A clean, green Burnaby with less construction waste
The City Council adopted a new Construction and Demolition Bylaw on June 20, 2022. Under this bylaw, the City will require a minimum of 70% diversion of demolition waste to an approved disposal and recycling facility for all structures being demolished.
The bylaw takes effect in phases:
- On October 1, 2022, for multi-family residential, non-residential and accessory buildings.
- On March 1, 2023, for single-and two-family and accessory buildings.
Applying for a Demolition Permit
When submitting your demolition permit application, include:
- a non-refundable $250 Demolition Waste Permit Fee
- a refundable Waste Diversion Deposit based on a rate of $2.25 per square foot of the building be demolished (net square feet), with a maximum deposit of $50,000
After applying for your Building Permit for Demolition, staff will review your Waste Diversion Plan. Once the Waste Diversion Plan has been reviewed and approved, the City will issue your Building Permit for Demolition.
Waste diversion deposit refund
Upon completion of the demolition work, you may be eligible to apply for a refund of all or a portion of the Waste Demolition Deposit. The deposit is refundable based on the recycling performance. If 70% or more of materials are diverted and recycled, the full Waste Diversion Deposit will be refunded. The refund amount is reduced proportionately, as follows, if waste diversion is less than 70%:
(Level of Compliance (i.e. diversion rate) ÷ 70) x (Deposit) = Refund
After the demolition is complete, submit the following documents to the climate action and energy division within 90 days:
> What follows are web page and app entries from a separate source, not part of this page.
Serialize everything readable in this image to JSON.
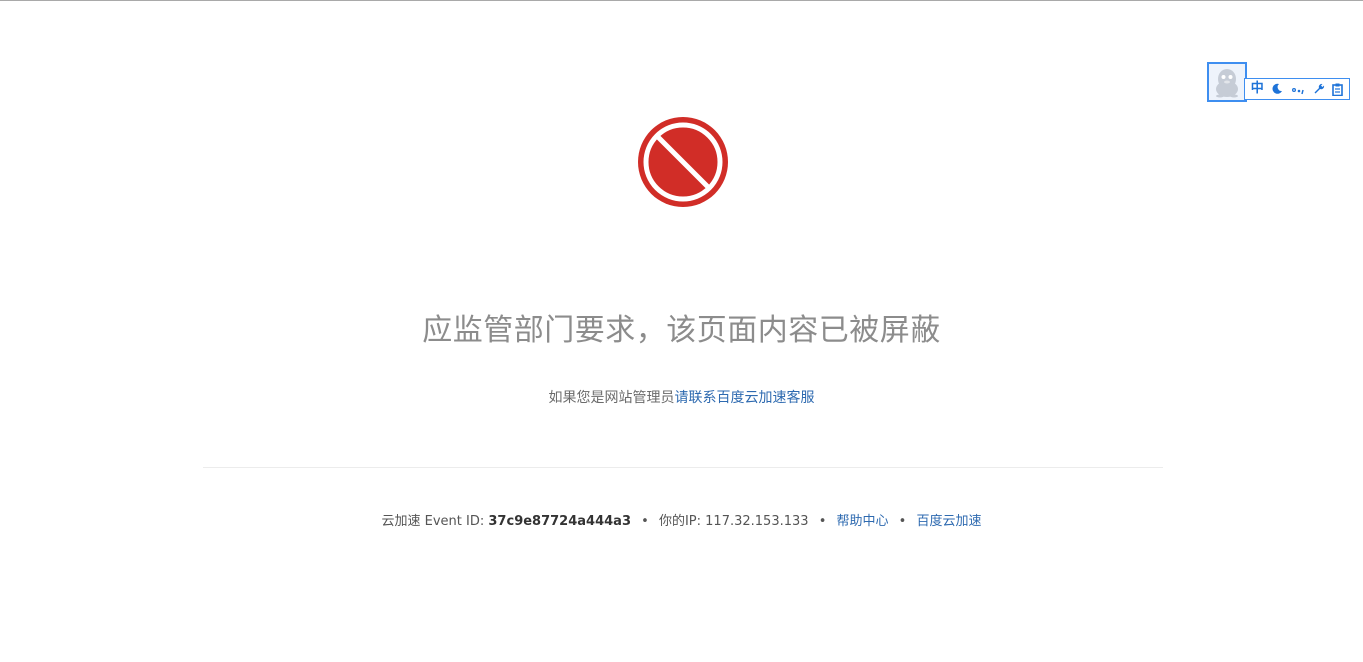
{
  "blocked_page": {
    "headline": "应监管部门要求，该页面内容已被屏蔽",
    "contact_prefix": "如果您是网站管理员",
    "contact_link": "请联系百度云加速客服",
    "icon": "blocked-icon",
    "accent_color": "#d12d27"
  },
  "footer": {
    "event_label": "云加速 Event ID: ",
    "event_id": "37c9e87724a444a3",
    "separator": "•",
    "ip_label": "你的IP: ",
    "ip_value": "117.32.153.133",
    "help_link": "帮助中心",
    "brand_link": "百度云加速"
  },
  "ime_toolbar": {
    "avatar_icon": "qq-penguin-icon",
    "mode_label": "中",
    "icons": [
      "moon-icon",
      "punctuation-icon",
      "wrench-icon",
      "clipboard-icon"
    ],
    "accent_color": "#1e73d8"
  }
}
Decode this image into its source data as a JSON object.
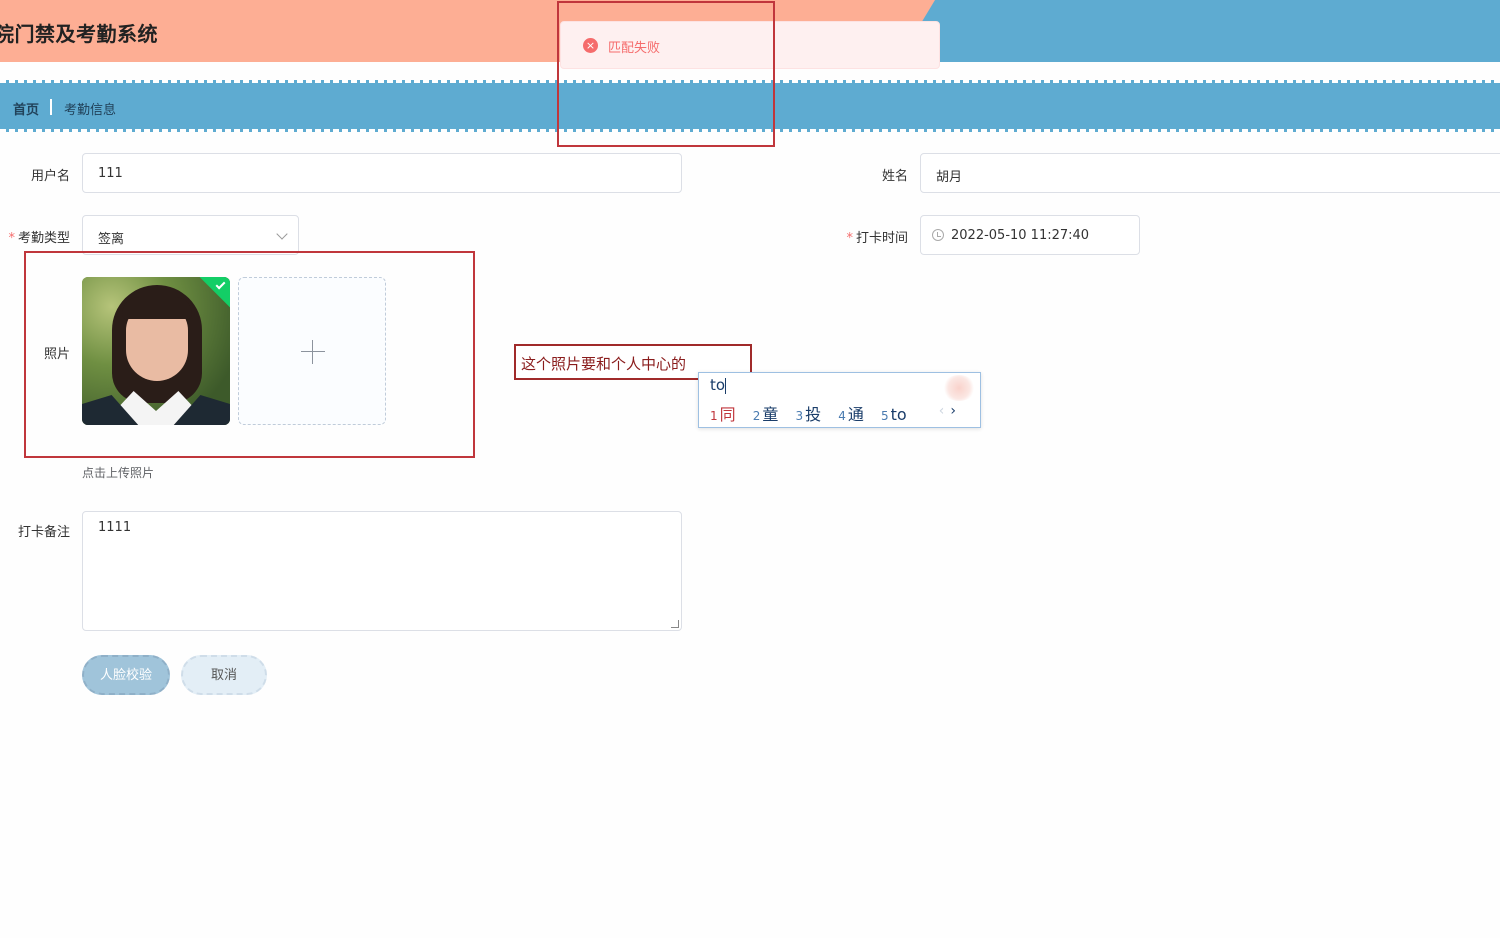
{
  "header": {
    "app_title": "院门禁及考勤系统"
  },
  "breadcrumb": {
    "home": "首页",
    "current": "考勤信息"
  },
  "form": {
    "username": {
      "label": "用户名",
      "value": "111"
    },
    "name": {
      "label": "姓名",
      "value": "胡月"
    },
    "attendance_type": {
      "label": "考勤类型",
      "value": "签离"
    },
    "punch_time": {
      "label": "打卡时间",
      "value": "2022-05-10 11:27:40"
    },
    "photo": {
      "label": "照片",
      "hint": "点击上传照片"
    },
    "remark": {
      "label": "打卡备注",
      "value": "1111"
    },
    "required_mark": "*"
  },
  "buttons": {
    "verify": "人脸校验",
    "cancel": "取消"
  },
  "toast": {
    "message": "匹配失败",
    "icon": "error-circle-icon"
  },
  "annotation": {
    "text": "这个照片要和个人中心的"
  },
  "ime": {
    "input": "to",
    "candidates": [
      {
        "num": "1",
        "text": "同"
      },
      {
        "num": "2",
        "text": "童"
      },
      {
        "num": "3",
        "text": "投"
      },
      {
        "num": "4",
        "text": "通"
      },
      {
        "num": "5",
        "text": "to"
      }
    ],
    "prev": "‹",
    "next": "›"
  },
  "colors": {
    "header_orange": "#fdae94",
    "header_blue": "#5eabd1",
    "error": "#f56c6c",
    "annotation_red": "#c0363c"
  }
}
- copies of receipts and weight bills
Construction and demolition waste like drywall, wood, and concrete account for a third of all waste generated in the Metro Vancouver region. When not properly recycled, construction waste harms the environment, contributes to increased energy consumption, and reduces landfill capacity.
The new bylaw is a part of Burnaby's Climate Action Framework, which commits us to decarbonizing buildings and could account for 9% of city emission reductions by 2050.